It’s a pleasure to take part in the Blogtour The Shanghai Wife by Emma Harcourt.
About the Author
Emma Harcourt has worked as a journalist for over 25 years, in Australia, the UK and Hong Kong. In 2011, she completed the Faber Academy Writing a Novel course and The Shanghai Wife was borne. Emma lives in Sydney with her two daughters. She is currently working on her second novel. Follow @emma_harcourt on Twitter,
About the book
Forbidden friendship, political conspiracy and incendiary passion draw Australian woman Annie Brand deep into the glamour and turmoil of 1920s Shanghai.
Leaving behind the loneliness and trauma of her past in country Australia, Annie Brand arrives to the political upheaval and glittering international society of Shanghai in the 1920s. Journeying up the Yangtze with her new husband, the ship’s captain, Annie revels in the sense of adventure but when her husband sends her back to Shanghai, her freedom is quickly curtailed.

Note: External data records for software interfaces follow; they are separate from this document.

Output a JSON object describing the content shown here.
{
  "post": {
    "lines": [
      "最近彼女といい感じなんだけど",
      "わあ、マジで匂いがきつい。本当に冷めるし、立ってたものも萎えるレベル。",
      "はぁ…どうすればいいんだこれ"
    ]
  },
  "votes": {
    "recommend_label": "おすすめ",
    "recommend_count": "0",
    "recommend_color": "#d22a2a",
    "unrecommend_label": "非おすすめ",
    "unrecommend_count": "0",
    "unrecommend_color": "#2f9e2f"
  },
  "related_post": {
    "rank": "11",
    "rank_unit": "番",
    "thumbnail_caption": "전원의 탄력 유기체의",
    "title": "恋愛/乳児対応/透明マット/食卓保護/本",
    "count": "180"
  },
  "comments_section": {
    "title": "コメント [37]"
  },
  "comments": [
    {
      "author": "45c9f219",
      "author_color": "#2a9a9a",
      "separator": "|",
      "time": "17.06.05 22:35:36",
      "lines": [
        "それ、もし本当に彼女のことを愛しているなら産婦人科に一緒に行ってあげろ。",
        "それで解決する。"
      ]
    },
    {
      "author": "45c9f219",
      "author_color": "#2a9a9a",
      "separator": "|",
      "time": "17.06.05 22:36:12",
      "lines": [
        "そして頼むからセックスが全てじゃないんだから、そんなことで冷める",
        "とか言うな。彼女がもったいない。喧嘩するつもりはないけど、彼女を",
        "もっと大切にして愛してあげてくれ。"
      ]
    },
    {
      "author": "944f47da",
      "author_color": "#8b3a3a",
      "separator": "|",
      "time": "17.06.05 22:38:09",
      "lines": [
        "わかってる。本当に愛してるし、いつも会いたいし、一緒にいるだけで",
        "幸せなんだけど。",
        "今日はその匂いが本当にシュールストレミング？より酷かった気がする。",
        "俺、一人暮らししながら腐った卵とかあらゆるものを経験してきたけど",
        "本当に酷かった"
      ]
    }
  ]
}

Against her will, Annie finds herself living alone in the International Settlement, increasingly suffocated by the judgemental Club ladies and their exclusive social scene: one even more restrictive than that she came from. Sick of salacious gossip and foreign condescension, and desperate to shake off the restrictions of her position in the world, Annie is slowly drawn into the bustling life and otherness of the real Shanghai, and begins to see the world from the perspective of the local people, including the servants who work at her husband’s Club.
But this world is far more complex and dangerous than the curious Annie understands and, unknowingly, she becomes caught in a web of intrigue and conspiracy as well as a passionate forbidden love affair she could not have predicted: one with far–reaching consequences…
Moving to 1920’s Shanghai is a big stretch for Annie, having to deal with the curious and judgemental creatures called ex-pat – throwbacks of the old world on the cusp of change and a new awakening. Thrust into the gossipy world full of sharp retorts and a visible shallowness, Annie starts to reach out into her new surroundings, but encounters more than she ever thought possible.
I imagine it will appear to many that Annie is impulsive and naïve in her actions. Her desire to learn, to help and discover her surroundings is dangerous to the observer, and yet it is completely in keeping with her societal position and her heritage. It’s called white saviour complex, which although is still prevalent today, was and is very much a product of colonialism. She is fearsome in certain situations and simultaneously convinced her position and her good intent will keep her safe. The invisible bubble of privilege if you will.
Harcourt draws the reader in with the vivid imagery and historical setting, to the point where the more adventurous aspect becomes the obstacle, the dam that keeps the other genre voices slightly tamed. It’s a story driven by the vivid imagery, the accurate settings and the due diligence given to the characters. The author blends and weaves to create a riveting tale of self-discovery and times gone by.